Cells were incubated in blocking solution containing PBS, 0.25% Triton X-100, 10 mg/ml bovine serum albumin, and 5% normal goat serum (Jackson Laboratories, West Grove, PA, USA) for 1 hour at room temperature. The cells were incubated with primary antibodies selective for anti-AT1R (Ab9391, 1:1,000; abcam) or anti-AT2R (Ab19134, 1:1,000; abcam) for 1 hour at room temperature. After washing with PBS containing 0.1% bovine serum albumin three times for 5 minutes each, a secondary antibody (affinity purified goat anti-rabbit Cy2 and Cy3 antibody, 1:500, Jackson laboratories; West Grove, USA) was applied to the sections for 1 hour in the dark to visualize AT1R-labeled and AT2R-labeled cells (Jackson Immunolabs, West Grove, PA, USA). Negative controls were run in parallel either using rabbit pre-immune serum PAC-767 (Pacific Immunology, Ramona, CA, USA) instead of primary antibody or by complete omission of primary antibody. Negative control was absent of staining. Sections were washed with PBS with 0.1% bovine serum albumin three times for 5 minutes and dipped into distilled water for 2 seconds. Fluorescence was preserved by sealing specimens with a solution of equal parts of PBS and glycerol containing 10 mg/ml n-propyl gallate, and 1.5 mg/ml 4′,6-diamidino-2-phenylindole. To prevent the escape of the mounting medium from the cover slips, a single layer of nail polish was placed around the edges. Pictures were taken within 1 hour of mounting using an Olympus DP71 camera (Olympus, St Louis, MO, USA).
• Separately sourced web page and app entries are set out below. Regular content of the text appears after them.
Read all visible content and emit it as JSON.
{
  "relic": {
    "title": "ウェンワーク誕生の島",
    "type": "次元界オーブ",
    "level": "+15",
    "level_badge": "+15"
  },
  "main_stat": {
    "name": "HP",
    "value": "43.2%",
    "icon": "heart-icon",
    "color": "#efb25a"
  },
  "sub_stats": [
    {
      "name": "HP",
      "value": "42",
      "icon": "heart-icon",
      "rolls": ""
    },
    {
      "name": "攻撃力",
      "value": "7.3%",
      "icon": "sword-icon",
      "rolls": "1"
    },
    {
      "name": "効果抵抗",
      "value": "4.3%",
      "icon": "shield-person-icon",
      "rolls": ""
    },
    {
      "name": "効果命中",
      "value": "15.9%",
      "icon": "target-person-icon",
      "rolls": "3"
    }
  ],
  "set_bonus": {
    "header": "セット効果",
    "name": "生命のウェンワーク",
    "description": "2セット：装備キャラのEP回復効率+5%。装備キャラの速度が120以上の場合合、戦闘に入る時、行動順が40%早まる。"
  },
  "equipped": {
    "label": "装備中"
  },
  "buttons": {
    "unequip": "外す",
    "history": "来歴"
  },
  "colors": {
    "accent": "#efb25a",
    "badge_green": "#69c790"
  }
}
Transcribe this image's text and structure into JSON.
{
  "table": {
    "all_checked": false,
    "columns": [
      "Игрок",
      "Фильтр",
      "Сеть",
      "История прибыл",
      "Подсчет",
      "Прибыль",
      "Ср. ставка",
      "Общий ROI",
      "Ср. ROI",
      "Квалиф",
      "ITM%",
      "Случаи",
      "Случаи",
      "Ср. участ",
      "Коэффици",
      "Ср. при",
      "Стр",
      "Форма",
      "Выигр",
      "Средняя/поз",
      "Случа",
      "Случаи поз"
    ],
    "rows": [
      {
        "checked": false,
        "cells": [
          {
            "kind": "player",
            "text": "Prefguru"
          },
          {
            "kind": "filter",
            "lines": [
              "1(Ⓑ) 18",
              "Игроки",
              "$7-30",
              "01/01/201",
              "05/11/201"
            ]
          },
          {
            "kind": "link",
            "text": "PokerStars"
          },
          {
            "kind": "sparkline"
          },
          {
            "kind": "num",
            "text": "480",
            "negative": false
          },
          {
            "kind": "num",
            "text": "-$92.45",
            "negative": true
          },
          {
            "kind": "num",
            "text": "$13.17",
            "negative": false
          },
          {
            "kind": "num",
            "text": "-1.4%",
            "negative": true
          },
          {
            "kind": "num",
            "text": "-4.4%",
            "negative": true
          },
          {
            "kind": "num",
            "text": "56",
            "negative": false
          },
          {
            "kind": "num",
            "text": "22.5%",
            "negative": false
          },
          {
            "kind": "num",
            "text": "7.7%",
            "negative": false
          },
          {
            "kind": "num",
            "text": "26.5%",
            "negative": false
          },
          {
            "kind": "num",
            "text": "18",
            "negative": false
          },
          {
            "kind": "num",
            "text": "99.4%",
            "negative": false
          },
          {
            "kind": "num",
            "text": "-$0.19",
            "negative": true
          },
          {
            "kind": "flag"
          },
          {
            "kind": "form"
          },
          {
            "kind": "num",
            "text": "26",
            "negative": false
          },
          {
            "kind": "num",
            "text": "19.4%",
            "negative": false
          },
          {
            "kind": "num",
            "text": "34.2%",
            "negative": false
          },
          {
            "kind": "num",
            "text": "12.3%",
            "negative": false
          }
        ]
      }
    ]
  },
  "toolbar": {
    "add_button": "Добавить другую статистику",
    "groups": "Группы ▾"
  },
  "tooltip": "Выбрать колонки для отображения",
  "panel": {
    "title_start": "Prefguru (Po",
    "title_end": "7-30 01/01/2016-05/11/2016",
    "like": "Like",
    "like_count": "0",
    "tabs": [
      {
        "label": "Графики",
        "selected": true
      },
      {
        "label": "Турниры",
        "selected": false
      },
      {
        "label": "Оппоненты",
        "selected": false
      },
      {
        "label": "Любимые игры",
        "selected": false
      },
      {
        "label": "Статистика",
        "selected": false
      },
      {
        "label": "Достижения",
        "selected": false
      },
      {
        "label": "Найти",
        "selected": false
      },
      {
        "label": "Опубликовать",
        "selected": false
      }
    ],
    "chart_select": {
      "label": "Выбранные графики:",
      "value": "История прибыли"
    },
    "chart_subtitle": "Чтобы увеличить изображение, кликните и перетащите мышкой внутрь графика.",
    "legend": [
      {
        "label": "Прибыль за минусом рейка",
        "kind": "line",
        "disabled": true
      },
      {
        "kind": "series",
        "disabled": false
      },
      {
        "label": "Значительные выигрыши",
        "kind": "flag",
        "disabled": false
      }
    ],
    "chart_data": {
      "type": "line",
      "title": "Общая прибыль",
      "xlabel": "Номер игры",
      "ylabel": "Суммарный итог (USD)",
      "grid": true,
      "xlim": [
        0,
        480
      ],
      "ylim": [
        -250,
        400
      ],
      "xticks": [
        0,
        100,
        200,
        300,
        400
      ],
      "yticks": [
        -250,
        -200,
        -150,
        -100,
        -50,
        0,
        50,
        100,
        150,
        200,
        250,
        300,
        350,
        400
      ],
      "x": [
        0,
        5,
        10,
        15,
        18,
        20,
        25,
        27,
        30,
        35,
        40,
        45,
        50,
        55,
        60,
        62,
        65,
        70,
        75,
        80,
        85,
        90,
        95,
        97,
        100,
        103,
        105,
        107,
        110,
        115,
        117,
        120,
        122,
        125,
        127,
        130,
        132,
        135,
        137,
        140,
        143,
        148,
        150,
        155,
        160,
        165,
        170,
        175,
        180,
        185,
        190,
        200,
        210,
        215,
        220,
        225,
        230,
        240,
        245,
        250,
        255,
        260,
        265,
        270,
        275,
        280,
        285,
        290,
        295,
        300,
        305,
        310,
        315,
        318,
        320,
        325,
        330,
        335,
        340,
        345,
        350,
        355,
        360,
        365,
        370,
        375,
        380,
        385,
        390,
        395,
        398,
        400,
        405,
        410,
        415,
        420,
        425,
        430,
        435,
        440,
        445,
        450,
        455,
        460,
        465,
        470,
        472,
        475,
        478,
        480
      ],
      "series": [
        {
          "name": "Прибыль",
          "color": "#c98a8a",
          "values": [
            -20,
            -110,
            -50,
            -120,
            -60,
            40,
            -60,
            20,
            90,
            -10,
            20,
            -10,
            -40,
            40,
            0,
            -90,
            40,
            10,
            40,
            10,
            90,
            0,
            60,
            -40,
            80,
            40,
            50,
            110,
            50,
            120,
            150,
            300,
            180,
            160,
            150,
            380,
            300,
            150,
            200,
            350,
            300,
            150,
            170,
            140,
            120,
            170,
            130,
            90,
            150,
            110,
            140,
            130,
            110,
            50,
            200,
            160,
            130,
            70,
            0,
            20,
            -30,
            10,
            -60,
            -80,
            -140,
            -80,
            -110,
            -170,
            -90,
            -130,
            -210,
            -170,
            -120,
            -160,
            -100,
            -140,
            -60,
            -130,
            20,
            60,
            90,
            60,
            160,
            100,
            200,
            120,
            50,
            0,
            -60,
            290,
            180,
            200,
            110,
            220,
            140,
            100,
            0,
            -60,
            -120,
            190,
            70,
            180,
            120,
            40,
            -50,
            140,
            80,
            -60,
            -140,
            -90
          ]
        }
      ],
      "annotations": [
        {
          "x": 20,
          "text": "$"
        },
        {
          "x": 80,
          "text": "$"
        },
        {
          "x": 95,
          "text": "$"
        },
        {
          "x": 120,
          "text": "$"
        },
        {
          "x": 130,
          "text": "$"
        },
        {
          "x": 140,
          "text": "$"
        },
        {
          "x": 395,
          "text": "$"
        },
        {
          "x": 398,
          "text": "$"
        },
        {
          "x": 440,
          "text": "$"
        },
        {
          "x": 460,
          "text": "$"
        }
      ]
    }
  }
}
After stimulation for 10 days, MSCs were harvested and an angiogenesis assay was performed according to the manufacturer’s protocol (Chemicon, Temecula, CA, USA). Polymerized EC matrices were prepared by incubating 100 μl ECMatrix gel solution into each well of a 24-well plate at 37°C for 1 hour. The stimulated cells were seeded at a concentration of 1 × 104 cells on EC matrices. EGM-2 medium (300 μl) was added to each well and maintained at 37°C and 5% carbon dioxide incubation for 6 hours. The formation of capillary tubes was analyzed using an inverted phase contrast microscope (CKK41; Olympus).
Data are presented as the mean ± standard deviation from three to six independent experiments. For each experiment, MSC cultures were isolated from the femoral bone of separate pigs. Data were analyzed using GraphPad Prism, GraphPad Software; La Jolla, California, USA. Multiple group comparisons were performed by Bonferroni’s multiple comparison tests using one-way analysis of variance. P <0.05 was accepted as statistically significant.